Not at all. All of them need to pass some special inclusion criteria and after that they have to perform some physical test to be included, some of them just want to go either intervention (using our platform) or control (Training at the hospital as usual). This means that they cannot be included, because they have to accept that the randomization of the study will decide for them whether they will go to one or the other group.
What is the feedback you get from the patients?
It is very different, some of them get really excited and train everyday, some others wants to train 2 days a week, some of them do not perform their exercises as expected. There are pros and cons using new technologies and we understand that we can not solve the needs of all of them.
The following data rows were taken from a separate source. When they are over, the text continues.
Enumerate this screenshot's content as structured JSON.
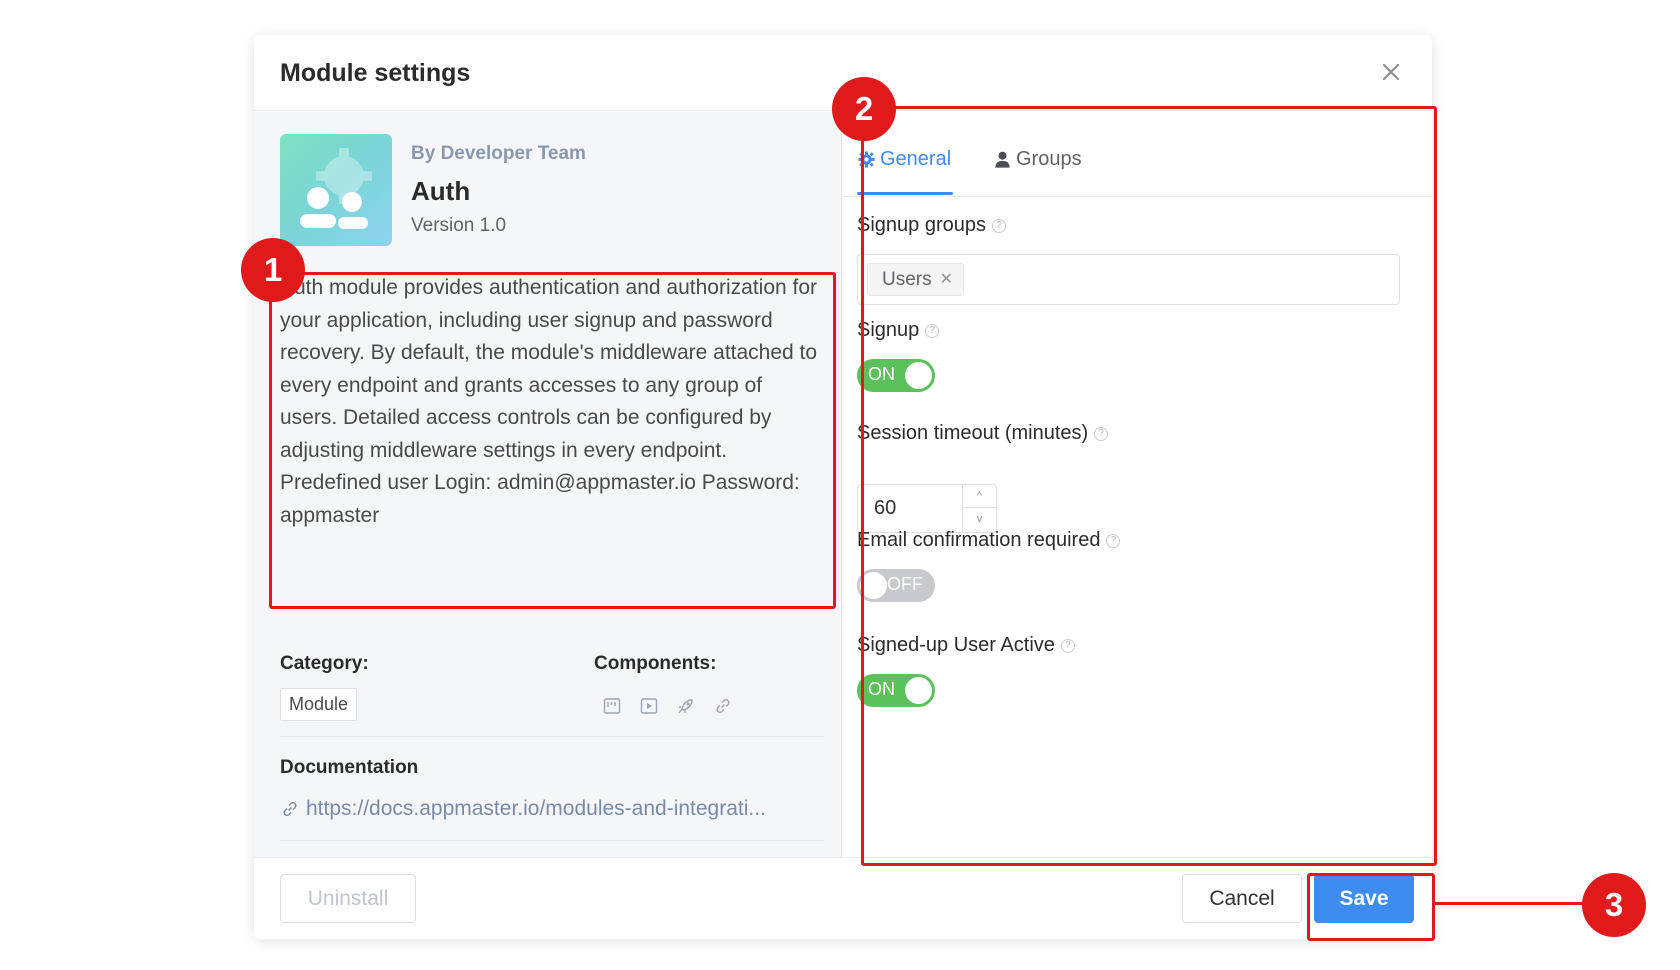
{
  "dialog": {
    "title": "Module settings"
  },
  "module": {
    "author": "By Developer Team",
    "name": "Auth",
    "version": "Version 1.0",
    "description": "Auth module provides authentication and authorization for your application, including user signup and password recovery. By default, the module's middleware attached to every endpoint and grants accesses to any group of users. Detailed access controls can be configured by adjusting middleware settings in every endpoint. Predefined user Login: admin@appmaster.io Password: appmaster",
    "category_label": "Category:",
    "category_value": "Module",
    "components_label": "Components:",
    "component_icons": [
      "board-icon",
      "play-icon",
      "rocket-icon",
      "link-icon"
    ],
    "documentation_label": "Documentation",
    "documentation_link": "https://docs.appmaster.io/modules-and-integrati..."
  },
  "tabs": [
    {
      "label": "General",
      "icon": "gear-icon",
      "active": true
    },
    {
      "label": "Groups",
      "icon": "user-icon",
      "active": false
    }
  ],
  "settings": {
    "signup_groups_label": "Signup groups",
    "signup_groups": [
      "Users"
    ],
    "signup_label": "Signup",
    "signup_state": "ON",
    "session_timeout_label": "Session timeout (minutes)",
    "session_timeout_value": "60",
    "email_confirmation_label": "Email confirmation required",
    "email_confirmation_state": "OFF",
    "user_active_label": "Signed-up User Active",
    "user_active_state": "ON"
  },
  "footer": {
    "uninstall_label": "Uninstall",
    "cancel_label": "Cancel",
    "save_label": "Save"
  },
  "annotations": {
    "badge_1": "1",
    "badge_2": "2",
    "badge_3": "3",
    "color": "#e01a1a"
  },
  "colors": {
    "accent": "#3f8cf0",
    "toggle_on": "#5cc15a",
    "toggle_off": "#c7c9ce"
  }
}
But the ones that are motivated, they really get an improvement in their physical tests we perform in baseline, after 3 months and after 6 months. It is incredible how they improve.
For example, one of our participants was scored 238 m in the 6 min walk test in baseline, after 3 months training with our platform this person was able to score 520 m (after training just 420 min in same period with the platform) and after 6 months he scored 527 m (keeping training up to 912 minutes more in the following 3 months). This is simply incredible when your pulmonary capacity has been reduced a lot from the baseline. The nurse helping me with the testing is totally astonished with such results.
When are the trials over?
This is a critical question, we are half the way with the 2 first in Denmark. The one in Finland started for 1 month ago and will need at least 9-12 months to be finished and we start our last trial in December here in Denmark and will need same amount of time. So, we hope to have scientific results after summer 2018.
We hope everything will go well with the trials and we will be able to help many people, all over the world.
At the end of the month, we are organizing a focus group with some of the patients to get to know them better and hear about their experience in using Optimov, how it has helped them and how we can improve it going forward. Stay tuned to hear their stories and feel free to share yours.
In the meantime, you can read the story of Sonja, a 29 year old women, diagnosed MS, just a reminder, no matter what is going on, you are not alone!